*Records to use*.

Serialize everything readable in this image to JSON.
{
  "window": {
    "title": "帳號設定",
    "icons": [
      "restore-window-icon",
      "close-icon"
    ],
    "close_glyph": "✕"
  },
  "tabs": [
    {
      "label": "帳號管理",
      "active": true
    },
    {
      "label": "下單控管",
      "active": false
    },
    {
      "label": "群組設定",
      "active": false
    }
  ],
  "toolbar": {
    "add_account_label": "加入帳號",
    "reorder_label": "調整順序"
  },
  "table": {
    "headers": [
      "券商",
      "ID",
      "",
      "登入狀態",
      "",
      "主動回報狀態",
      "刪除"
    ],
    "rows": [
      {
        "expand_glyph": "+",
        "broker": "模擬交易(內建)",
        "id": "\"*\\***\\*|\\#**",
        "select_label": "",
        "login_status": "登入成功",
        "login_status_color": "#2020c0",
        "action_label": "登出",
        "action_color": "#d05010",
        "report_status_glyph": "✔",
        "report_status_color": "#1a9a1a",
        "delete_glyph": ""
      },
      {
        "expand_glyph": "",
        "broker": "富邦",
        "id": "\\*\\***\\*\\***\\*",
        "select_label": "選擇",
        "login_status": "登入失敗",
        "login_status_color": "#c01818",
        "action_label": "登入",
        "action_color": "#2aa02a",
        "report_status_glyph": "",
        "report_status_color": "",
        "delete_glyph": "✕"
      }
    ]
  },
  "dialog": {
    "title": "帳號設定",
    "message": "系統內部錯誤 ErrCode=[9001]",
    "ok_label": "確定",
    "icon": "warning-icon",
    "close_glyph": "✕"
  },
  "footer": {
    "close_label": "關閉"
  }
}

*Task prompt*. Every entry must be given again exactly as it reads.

*Problem solution*.
Serialize everything readable in this image to JSON.
{
  "window": {
    "title": "帳號設定",
    "icons": [
      "restore-window-icon",
      "close-icon"
    ],
    "close_glyph": "✕"
  },
  "tabs": [
    {
      "label": "帳號管理",
      "active": true
    },
    {
      "label": "下單控管",
      "active": false
    },
    {
      "label": "群組設定",
      "active": false
    }
  ],
  "toolbar": {
    "add_account_label": "加入帳號",
    "reorder_label": "調整順序"
  },
  "table": {
    "headers": [
      "券商",
      "ID",
      "",
      "登入狀態",
      "",
      "主動回報狀態",
      "刪除"
    ],
    "rows": [
      {
        "expand_glyph": "+",
        "broker": "模擬交易(內建)",
        "id": "\"*\\***\\*|\\#**",
        "select_label": "",
        "login_status": "登入成功",
        "login_status_color": "#2020c0",
        "action_label": "登出",
        "action_color": "#d05010",
        "report_status_glyph": "✔",
        "report_status_color": "#1a9a1a",
        "delete_glyph": ""
      },
      {
        "expand_glyph": "",
        "broker": "富邦",
        "id": "\\*\\***\\*\\***\\*",
        "select_label": "選擇",
        "login_status": "登入失敗",
        "login_status_color": "#c01818",
        "action_label": "登入",
        "action_color": "#2aa02a",
        "report_status_glyph": "",
        "report_status_color": "",
        "delete_glyph": "✕"
      }
    ]
  },
  "dialog": {
    "title": "帳號設定",
    "message": "系統內部錯誤 ErrCode=[9001]",
    "ok_label": "確定",
    "icon": "warning-icon",
    "close_glyph": "✕"
  },
  "footer": {
    "close_label": "關閉"
  }
}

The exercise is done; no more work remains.